Esta entrada también está disponible en: Spanish
Economic criteria were the driving forces underlying the decision. However, there should also be a more strategic consideration, linked to a view of the future of Spanish diplomacy (and foreign policy in general) in a context of adapting to the new European legal framework and the new capacities assumed by the EU pursuant to the Lisbon Treaty.
Despite possible doubts or criticism about the establishment of the European External Action Service, its present and future impact on the EU’s member states and therefore also on Spain’s diplomacy and foreign policy is undeniable, as argued in ‘The Impact of the European External Action Service on Spanish Diplomacy’ (Sorroza & Molina, Elcano Royal Institute, 2012). As explained in the study, since it became part of the EU, Spain has been following a double strategy: on the one hand Europeanising its foreign policy (‘downloading’) and, on the other, nationalising the European agenda (‘uploading’). Nevertheless, the context has changed and evolved. Spain finds it increasingly difficult to shape the agenda of an enlarged Europe in crisis and with a tendency towards renationalisation, to which must be added the EU’s discrete performance as a global actor (and that is being benevolent).
For that reason, it has become necessary for Spain’s foreign policy to develop original and sophisticated ways of influencing and shaping European action, not only with respect to issues and geographical areas that are of interest to Spain but also with those for which Spain accepts a greater European leadership and prominence.

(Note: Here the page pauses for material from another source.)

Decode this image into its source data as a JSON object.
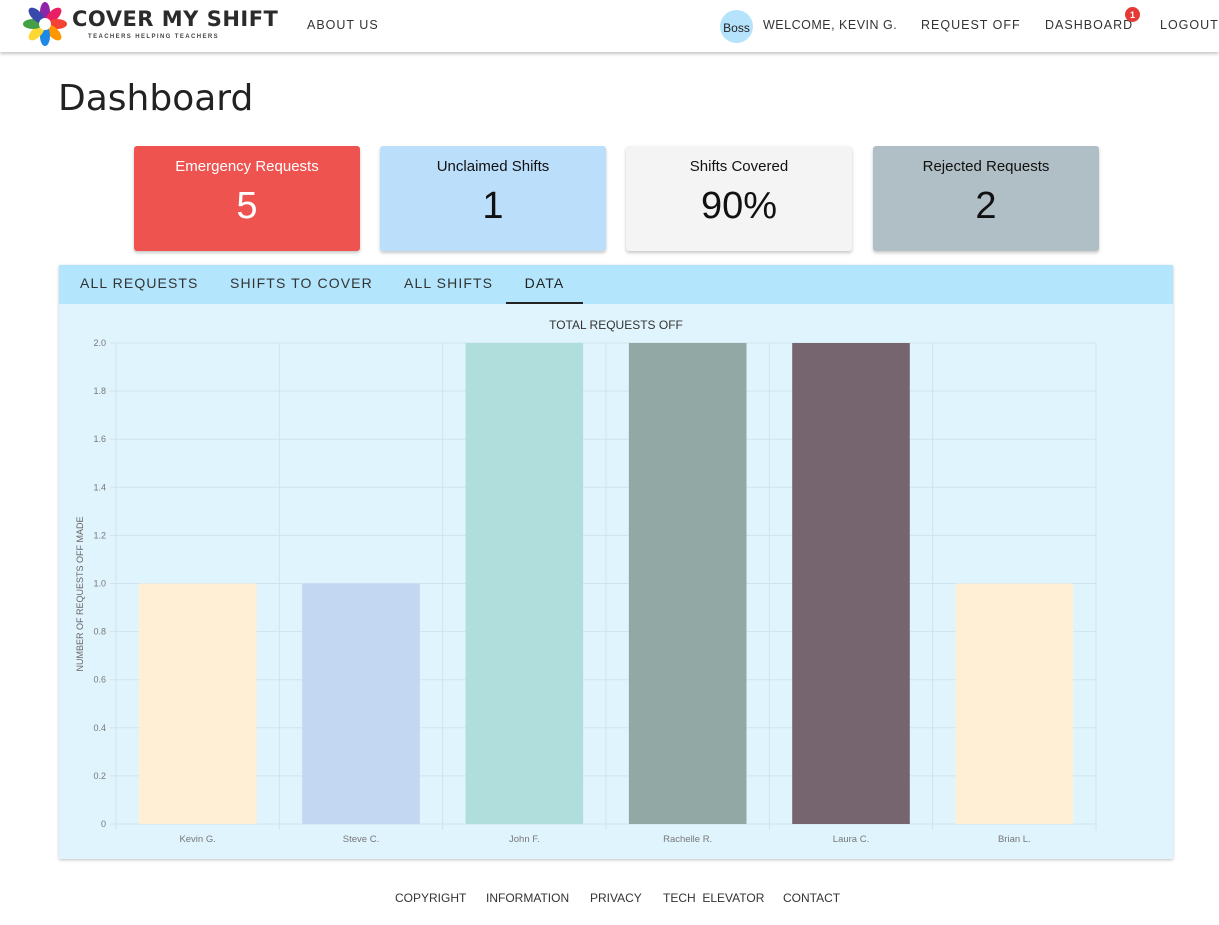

The establishment of a fruitful and positive relation (going beyond the mere presence of Spanish citizens in it) with the European External Action Service, both at its headquarters and at its delegations in other countries is essential to the foreign policy of not only Spain but of Europe as well, since neither can be envisaged or implemented without taking into account the complex network of interlinked relations and interests of the EU’s member states.
However, this is only one element which must necessarily be combined with a much broader process of rethinking Spain’s role in the world and its external action beyond the present crisis, a consideration that cannot be separated from another debate of enormous relevance: the EU’s (political) future. Undoubtedly, there are many open issues (which are not considered here) and it is impossible not to ask oneself: will Europe –and, in particular, Spain– be able to shape this critical moment in order to overcome the difficult and complicated situation in which it is immersed. The only possible answer has to be ‘yes’.